We know that many young people actively prefer to communicate in this way and are confident that, given time, other demographic groups that are lonely, housebound or isolated might embrace this approach as well. Some may come to prefer the safety and confidentiality that they might feel in being able to talk to someone from the privacy and security of their own home. This, in no way, negates the benefits that accrue from face to face meetings which we know will resume once this is all over – but it offers up new possibilities and opportunities that we are keen to embrace.
Whilst we are still uncertain about how many islanders may be affected by the virus it is already evident that anxiety and distress is increasing. Some of this is based upon a feeling of helplessness and isolation from loved ones, friends and colleagues. This is compounded for those with elderly relatives whom they cannot visit and, especially, those with family elsewhere in the UK or further afield. Whilst we do not know the extent of this it is very likely that there will be a significant upsurge in islanders seeking support as the virus recedes.
We are already thinking about how we might meet this demand – particularly in delivering the low intensity and early interventions that we have always promoted. This means responding quickly to requests for support.
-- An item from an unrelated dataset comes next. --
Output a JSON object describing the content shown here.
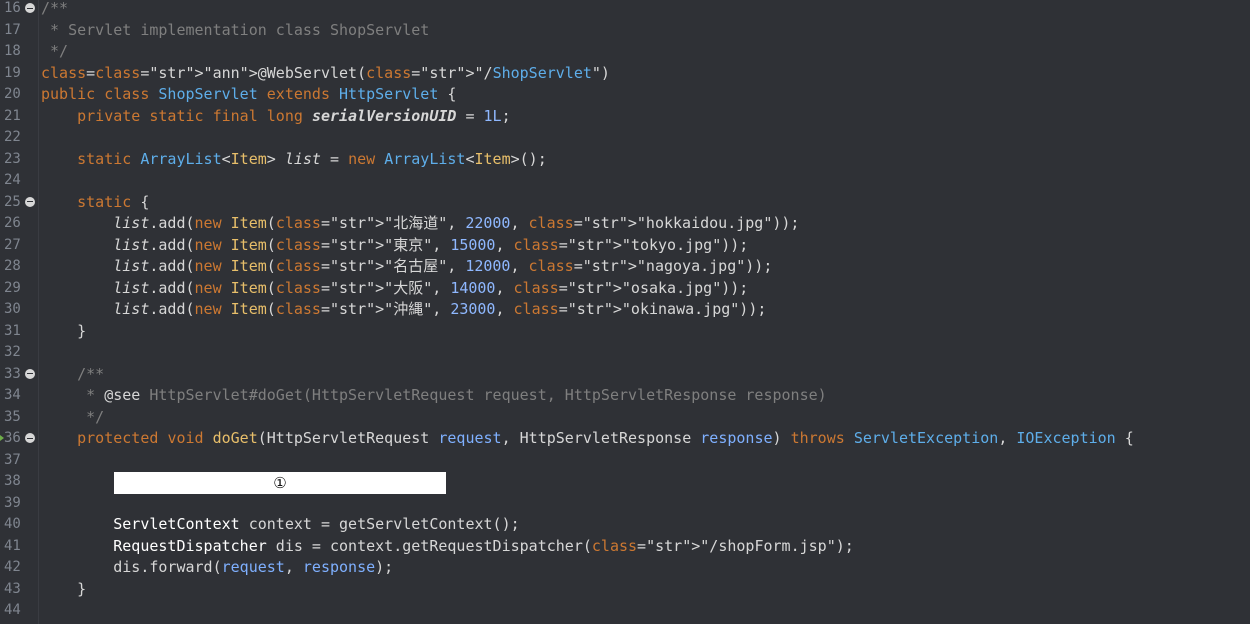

Listening to people, guiding and signposting them on, if appropriate, to other services and generally helping ‘nip things in the bud’. This approach could help a significant number of islanders better manage their own mental health and also take pressure off more specialist services which would otherwise be inundated.